What you will do | What's wanted is each entry repeated verbatim, minus its images.

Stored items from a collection
>>

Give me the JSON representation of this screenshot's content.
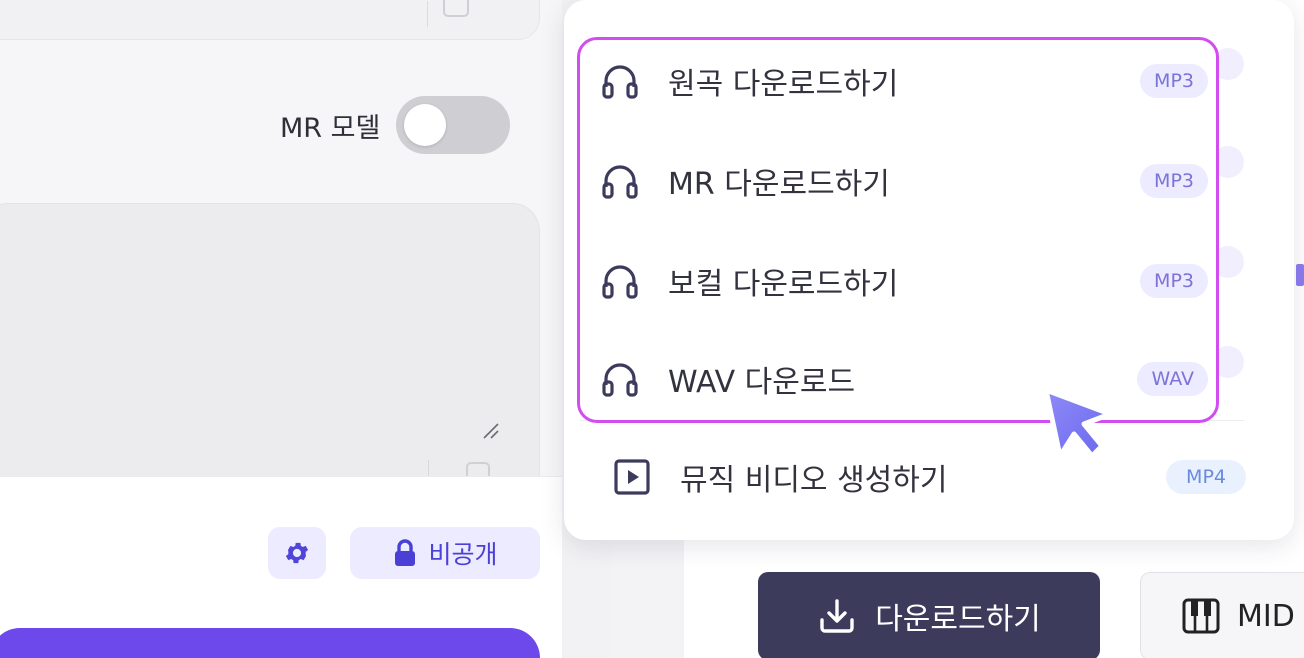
{
  "form": {
    "mr_model_label": "MR 모델",
    "mr_model_enabled": false,
    "visibility_label": "비공개"
  },
  "download_menu": {
    "items": [
      {
        "label": "원곡 다운로드하기",
        "format": "MP3"
      },
      {
        "label": "MR 다운로드하기",
        "format": "MP3"
      },
      {
        "label": "보컬 다운로드하기",
        "format": "MP3"
      },
      {
        "label": "WAV 다운로드",
        "format": "WAV"
      }
    ],
    "video_item": {
      "label": "뮤직 비디오 생성하기",
      "format": "MP4"
    }
  },
  "actions": {
    "download_label": "다운로드하기",
    "midi_label": "MID"
  },
  "colors": {
    "accent": "#6d48ea",
    "highlight_border": "#d24df0",
    "dark_button": "#3d3b5c",
    "badge_bg": "#ecebff",
    "badge_text": "#7b73d6",
    "cursor": "#7f7cf4"
  },
  "icons": {
    "menu_item": "headphones-icon",
    "video_item": "play-square-icon",
    "download": "download-icon",
    "midi": "piano-icon",
    "settings": "gear-icon",
    "private": "lock-icon"
  }
}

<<

Task output |
Give me the JSON representation of this screenshot's content.
{
  "form": {
    "mr_model_label": "MR 모델",
    "mr_model_enabled": false,
    "visibility_label": "비공개"
  },
  "download_menu": {
    "items": [
      {
        "label": "원곡 다운로드하기",
        "format": "MP3"
      },
      {
        "label": "MR 다운로드하기",
        "format": "MP3"
      },
      {
        "label": "보컬 다운로드하기",
        "format": "MP3"
      },
      {
        "label": "WAV 다운로드",
        "format": "WAV"
      }
    ],
    "video_item": {
      "label": "뮤직 비디오 생성하기",
      "format": "MP4"
    }
  },
  "actions": {
    "download_label": "다운로드하기",
    "midi_label": "MID"
  },
  "colors": {
    "accent": "#6d48ea",
    "highlight_border": "#d24df0",
    "dark_button": "#3d3b5c",
    "badge_bg": "#ecebff",
    "badge_text": "#7b73d6",
    "cursor": "#7f7cf4"
  },
  "icons": {
    "menu_item": "headphones-icon",
    "video_item": "play-square-icon",
    "download": "download-icon",
    "midi": "piano-icon",
    "settings": "gear-icon",
    "private": "lock-icon"
  }
}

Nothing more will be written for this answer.